11:53 We had some questions about daratumumab use, especially in the COVID scenario. If you are not taking it now should you start it, in relevance to COVID? And if you’re on it, is there any additional risk?
15:09 [Re: a patient’s whose stem cell transplant procedure was suspended due to pandemic. No detectible disease at the moment, on Revlimid, Velcade, dexamethasone (RVd).] What do you suggest for these types of patients, since you are still doing stem cell transplants, especially with respect to the immune system post-transplant, not just the transplant process?
16:33 [Re: patient who had a collapsed vertebra, has been on therapy for two months with probably Kyprolis, Revlimid, dexamethasone (KRd).] Is that the right therapy since he’s had a collapsed vertebra?
18:39 We have two questions about causes of myeloma.
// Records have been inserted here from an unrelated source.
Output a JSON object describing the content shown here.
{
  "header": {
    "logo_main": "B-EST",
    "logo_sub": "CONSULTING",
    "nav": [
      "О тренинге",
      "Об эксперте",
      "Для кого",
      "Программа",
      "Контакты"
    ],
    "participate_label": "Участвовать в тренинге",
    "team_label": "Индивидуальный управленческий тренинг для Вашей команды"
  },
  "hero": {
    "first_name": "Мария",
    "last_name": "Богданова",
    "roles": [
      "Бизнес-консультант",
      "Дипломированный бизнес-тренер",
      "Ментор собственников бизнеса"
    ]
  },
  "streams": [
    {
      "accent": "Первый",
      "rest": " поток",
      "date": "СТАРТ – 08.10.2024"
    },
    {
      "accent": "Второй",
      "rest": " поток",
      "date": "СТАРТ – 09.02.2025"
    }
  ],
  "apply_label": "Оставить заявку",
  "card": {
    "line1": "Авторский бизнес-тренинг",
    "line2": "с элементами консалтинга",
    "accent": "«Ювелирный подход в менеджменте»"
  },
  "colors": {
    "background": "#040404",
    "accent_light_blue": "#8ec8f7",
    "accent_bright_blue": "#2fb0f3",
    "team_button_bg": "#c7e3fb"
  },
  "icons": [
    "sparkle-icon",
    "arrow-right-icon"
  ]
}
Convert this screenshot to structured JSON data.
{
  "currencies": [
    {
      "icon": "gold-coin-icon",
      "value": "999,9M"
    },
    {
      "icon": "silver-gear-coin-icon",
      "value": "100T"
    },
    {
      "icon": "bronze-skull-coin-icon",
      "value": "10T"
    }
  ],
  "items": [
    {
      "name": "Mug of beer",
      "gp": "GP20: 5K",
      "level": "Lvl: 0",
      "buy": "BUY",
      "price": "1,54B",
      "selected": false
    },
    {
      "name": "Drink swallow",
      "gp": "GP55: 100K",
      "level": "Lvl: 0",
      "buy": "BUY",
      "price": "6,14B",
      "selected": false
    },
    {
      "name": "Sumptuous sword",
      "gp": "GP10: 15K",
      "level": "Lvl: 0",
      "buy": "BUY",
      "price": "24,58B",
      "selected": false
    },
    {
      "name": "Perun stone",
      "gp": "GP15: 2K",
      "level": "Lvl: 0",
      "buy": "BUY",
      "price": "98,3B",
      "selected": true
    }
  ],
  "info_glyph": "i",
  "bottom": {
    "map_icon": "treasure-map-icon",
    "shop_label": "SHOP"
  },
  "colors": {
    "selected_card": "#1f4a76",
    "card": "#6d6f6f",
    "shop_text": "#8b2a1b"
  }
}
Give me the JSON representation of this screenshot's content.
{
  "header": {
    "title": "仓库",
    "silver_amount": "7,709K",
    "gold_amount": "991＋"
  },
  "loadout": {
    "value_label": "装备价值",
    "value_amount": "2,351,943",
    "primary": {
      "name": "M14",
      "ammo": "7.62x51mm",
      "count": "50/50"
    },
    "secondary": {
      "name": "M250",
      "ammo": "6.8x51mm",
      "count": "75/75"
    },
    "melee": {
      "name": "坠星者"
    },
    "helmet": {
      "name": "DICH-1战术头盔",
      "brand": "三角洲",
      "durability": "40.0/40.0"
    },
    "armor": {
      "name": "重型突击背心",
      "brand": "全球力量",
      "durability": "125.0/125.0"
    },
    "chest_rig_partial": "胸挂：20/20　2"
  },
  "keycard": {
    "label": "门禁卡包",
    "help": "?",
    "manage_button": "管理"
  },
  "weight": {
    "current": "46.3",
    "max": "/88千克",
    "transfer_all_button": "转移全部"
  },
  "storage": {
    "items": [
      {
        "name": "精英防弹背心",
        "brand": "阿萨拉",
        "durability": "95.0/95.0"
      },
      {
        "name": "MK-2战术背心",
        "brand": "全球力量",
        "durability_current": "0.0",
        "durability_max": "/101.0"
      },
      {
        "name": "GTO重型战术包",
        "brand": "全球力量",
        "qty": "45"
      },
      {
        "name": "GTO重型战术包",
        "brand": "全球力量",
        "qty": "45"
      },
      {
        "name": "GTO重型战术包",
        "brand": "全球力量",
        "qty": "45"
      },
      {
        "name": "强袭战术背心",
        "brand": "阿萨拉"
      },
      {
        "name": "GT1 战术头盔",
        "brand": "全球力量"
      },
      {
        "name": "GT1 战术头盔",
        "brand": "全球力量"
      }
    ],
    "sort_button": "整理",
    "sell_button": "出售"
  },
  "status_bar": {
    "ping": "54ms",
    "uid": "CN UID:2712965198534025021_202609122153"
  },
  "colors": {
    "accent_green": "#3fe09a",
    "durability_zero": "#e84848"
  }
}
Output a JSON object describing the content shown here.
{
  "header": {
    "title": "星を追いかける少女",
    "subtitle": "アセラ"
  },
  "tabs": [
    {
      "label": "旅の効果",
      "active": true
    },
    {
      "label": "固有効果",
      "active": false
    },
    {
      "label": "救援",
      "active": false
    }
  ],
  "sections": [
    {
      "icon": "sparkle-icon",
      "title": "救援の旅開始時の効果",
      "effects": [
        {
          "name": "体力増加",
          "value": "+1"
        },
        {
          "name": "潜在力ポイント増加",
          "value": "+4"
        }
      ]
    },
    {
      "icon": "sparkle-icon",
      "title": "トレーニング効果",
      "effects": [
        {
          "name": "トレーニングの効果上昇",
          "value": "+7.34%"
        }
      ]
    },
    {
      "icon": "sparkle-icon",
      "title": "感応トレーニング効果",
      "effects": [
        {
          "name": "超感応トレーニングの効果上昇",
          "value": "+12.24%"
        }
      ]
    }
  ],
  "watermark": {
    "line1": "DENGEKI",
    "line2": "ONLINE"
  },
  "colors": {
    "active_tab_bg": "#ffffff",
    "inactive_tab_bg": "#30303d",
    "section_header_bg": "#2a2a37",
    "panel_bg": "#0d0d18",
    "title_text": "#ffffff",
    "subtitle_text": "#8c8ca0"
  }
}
Is exposure to heavy metal when young a cause? Or exposure to Agent Orange?
20:56 [Re: newly diagnosed patient, age 52, had bone breaks that led to discovery of disease.] What is staging in myeloma and how it is not similar in staging other types of cancers? How should she weigh the benefits and risks of treatment options? Can chemotherapy prevent more broken bones and bone pain?
24:53 [Re: being newly diagnosed and now on Ninlaro and dexamethasone maintenance.] How long should she stay on maintenance? How should it be managed?
26:46 [Re: patient with low neutrophil and white blood cell counts, wants to boost it, has lowered Revlimid dosage.] What are the causes of low immunity with stable disease?
29:24 What are the best ways to improve physical fitness during and after treatment? Is weight training beneficial or dangerous?
33:00 What is early vs. delayed stem cell transplant? If you had a moderate response to your first transplant, should you get a second one, and at what time? If I’ve collected enough for two stem cell transplants, when should a second transplant be considered?
37:43 [Re comment: patient who had six month remission after transplant, but is in 17th year post-diagnosis, so patients can still good outcomes.] Are allogeneic transplants a possible cure?
42:30 [Re: patient diagnosed with MGUS at age 54, symptomatic stage 1 myeloma at 69, on Revlimid, Velcade, dexamethasone (RVd), mother was diagnosed with non-secretory myeloma at age 82 and died within 22 months.] Based on family history, would you recommend an oncology consult and screening for siblings and children? What about other family members if one is diagnosed with myeloma?
Greg Brozeit has been engaged in myeloma patient advocacy since 1998.
He began working with the Myeloma Crowd in 2015. Prior to that, he consulted with Dr. Bart Barlogie at the University of Arkansas after working with the International Myeloma Foundation for 15 years, where he inaugurated the public policy advocacy program, patient support group outreach and IMF Europe, organizing more than 100 physician and patient education programs.
He earned his BA in political science from Loyola University in New Orleans and lives in northeast Ohio.